-------- Recorded data

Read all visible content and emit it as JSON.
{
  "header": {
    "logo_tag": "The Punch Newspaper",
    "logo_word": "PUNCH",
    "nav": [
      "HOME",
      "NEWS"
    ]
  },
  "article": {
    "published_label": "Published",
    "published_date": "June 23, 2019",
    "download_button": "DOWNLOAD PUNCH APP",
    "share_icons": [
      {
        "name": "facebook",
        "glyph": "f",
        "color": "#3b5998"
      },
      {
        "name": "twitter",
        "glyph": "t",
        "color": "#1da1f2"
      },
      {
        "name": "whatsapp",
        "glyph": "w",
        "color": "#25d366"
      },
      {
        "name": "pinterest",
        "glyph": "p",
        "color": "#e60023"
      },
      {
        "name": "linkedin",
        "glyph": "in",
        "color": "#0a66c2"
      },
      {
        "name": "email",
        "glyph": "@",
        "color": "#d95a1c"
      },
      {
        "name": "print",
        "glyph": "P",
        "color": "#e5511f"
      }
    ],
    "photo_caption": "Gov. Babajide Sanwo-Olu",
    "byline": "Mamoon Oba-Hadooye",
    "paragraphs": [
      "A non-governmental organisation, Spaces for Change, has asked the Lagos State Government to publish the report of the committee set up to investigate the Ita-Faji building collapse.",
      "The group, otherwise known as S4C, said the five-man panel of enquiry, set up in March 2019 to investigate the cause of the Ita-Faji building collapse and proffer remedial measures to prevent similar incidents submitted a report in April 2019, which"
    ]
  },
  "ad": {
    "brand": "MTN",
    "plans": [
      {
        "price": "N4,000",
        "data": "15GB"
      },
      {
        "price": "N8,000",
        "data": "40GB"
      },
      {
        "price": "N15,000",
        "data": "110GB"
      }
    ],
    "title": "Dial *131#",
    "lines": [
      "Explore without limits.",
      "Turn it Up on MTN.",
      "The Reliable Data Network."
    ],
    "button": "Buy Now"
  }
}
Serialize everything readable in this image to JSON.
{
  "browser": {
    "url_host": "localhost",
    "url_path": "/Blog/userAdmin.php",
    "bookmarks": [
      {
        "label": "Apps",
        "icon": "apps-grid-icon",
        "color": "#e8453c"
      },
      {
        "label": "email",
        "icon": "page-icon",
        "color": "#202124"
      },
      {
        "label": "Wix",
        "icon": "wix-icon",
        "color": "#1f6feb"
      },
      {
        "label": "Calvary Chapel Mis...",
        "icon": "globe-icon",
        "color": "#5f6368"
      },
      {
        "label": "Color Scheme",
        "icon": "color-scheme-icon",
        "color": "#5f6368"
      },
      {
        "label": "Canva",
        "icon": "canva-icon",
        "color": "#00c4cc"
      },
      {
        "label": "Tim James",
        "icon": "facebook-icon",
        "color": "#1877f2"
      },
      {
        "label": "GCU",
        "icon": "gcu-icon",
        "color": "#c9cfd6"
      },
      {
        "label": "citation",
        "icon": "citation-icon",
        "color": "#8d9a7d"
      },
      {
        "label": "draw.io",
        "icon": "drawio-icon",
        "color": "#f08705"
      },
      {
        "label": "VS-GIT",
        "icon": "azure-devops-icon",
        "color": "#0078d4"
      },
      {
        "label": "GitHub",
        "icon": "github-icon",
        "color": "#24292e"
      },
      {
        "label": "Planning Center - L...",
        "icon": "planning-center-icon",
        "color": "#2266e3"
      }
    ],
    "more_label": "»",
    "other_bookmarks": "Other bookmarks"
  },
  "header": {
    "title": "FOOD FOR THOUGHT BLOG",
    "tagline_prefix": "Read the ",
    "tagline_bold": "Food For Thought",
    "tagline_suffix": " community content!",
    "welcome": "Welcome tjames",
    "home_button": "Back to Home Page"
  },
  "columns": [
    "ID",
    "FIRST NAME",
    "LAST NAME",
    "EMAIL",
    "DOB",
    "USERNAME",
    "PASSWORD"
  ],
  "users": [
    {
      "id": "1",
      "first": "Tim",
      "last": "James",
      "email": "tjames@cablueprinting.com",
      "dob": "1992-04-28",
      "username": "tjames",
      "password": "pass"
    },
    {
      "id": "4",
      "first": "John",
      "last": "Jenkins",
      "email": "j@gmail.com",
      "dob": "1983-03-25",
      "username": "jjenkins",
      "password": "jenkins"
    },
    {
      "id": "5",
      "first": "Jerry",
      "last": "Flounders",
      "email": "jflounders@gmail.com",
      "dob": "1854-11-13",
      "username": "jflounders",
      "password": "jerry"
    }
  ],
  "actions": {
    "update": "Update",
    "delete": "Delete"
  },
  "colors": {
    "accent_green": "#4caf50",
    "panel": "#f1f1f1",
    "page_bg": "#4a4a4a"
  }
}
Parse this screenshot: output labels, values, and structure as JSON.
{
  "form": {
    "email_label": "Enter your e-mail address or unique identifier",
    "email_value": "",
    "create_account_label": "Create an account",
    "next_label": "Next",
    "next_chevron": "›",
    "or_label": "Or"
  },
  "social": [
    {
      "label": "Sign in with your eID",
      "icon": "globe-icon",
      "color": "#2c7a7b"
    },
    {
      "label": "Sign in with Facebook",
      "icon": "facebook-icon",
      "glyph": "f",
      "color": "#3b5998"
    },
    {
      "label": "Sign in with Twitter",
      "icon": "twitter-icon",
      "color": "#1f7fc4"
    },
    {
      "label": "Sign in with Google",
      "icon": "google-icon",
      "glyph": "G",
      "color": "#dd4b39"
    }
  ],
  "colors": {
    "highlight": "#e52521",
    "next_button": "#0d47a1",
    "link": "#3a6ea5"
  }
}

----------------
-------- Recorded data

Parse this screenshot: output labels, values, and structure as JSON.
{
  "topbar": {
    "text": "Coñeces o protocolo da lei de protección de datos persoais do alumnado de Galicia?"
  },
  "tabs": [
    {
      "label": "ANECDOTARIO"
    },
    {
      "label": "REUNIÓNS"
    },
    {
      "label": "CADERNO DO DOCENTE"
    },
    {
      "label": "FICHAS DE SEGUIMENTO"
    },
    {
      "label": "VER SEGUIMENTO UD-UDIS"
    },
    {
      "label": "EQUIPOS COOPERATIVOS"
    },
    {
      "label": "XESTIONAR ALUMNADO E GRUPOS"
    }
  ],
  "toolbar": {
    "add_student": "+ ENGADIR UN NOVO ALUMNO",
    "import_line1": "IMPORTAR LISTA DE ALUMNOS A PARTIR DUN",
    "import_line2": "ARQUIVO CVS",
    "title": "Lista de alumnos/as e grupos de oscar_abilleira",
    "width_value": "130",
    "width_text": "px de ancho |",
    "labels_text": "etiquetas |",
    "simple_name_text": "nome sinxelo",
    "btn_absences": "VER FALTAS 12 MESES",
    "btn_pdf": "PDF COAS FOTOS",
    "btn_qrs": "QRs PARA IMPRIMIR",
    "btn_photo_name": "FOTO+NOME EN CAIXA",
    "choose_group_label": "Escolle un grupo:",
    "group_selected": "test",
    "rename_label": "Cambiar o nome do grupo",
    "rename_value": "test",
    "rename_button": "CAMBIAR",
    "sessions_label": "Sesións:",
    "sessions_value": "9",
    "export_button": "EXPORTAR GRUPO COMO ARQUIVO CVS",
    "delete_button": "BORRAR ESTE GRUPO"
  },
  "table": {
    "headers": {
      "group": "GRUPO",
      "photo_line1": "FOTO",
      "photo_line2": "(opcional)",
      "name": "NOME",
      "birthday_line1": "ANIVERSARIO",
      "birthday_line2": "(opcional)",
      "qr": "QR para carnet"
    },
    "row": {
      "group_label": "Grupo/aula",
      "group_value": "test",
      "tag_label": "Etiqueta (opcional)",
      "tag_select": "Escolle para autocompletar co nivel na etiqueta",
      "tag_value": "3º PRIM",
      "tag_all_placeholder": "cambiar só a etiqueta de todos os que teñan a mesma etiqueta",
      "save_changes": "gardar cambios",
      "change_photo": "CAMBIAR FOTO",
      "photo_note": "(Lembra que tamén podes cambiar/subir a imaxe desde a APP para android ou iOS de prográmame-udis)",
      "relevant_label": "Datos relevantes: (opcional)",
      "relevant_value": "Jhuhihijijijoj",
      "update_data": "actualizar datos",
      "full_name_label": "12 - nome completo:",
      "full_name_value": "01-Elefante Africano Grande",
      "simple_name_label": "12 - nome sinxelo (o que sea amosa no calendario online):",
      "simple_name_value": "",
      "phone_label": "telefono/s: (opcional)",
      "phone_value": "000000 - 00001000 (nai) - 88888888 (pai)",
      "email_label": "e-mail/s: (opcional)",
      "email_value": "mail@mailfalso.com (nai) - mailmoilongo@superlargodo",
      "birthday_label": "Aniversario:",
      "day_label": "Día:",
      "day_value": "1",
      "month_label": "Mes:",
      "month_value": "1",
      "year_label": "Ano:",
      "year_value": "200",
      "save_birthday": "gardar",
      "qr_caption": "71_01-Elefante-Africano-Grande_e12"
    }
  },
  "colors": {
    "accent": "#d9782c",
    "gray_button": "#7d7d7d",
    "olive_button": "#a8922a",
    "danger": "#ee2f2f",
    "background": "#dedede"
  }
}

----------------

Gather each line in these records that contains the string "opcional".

Result of the exercise
      "photo_line2": "(opcional)",
      "birthday_line2": "(opcional)",
      "tag_label": "Etiqueta (opcional)",
      "relevant_label": "Datos relevantes: (opcional)",
      "phone_label": "telefono/s: (opcional)",
      "email_label": "e-mail/s: (opcional)",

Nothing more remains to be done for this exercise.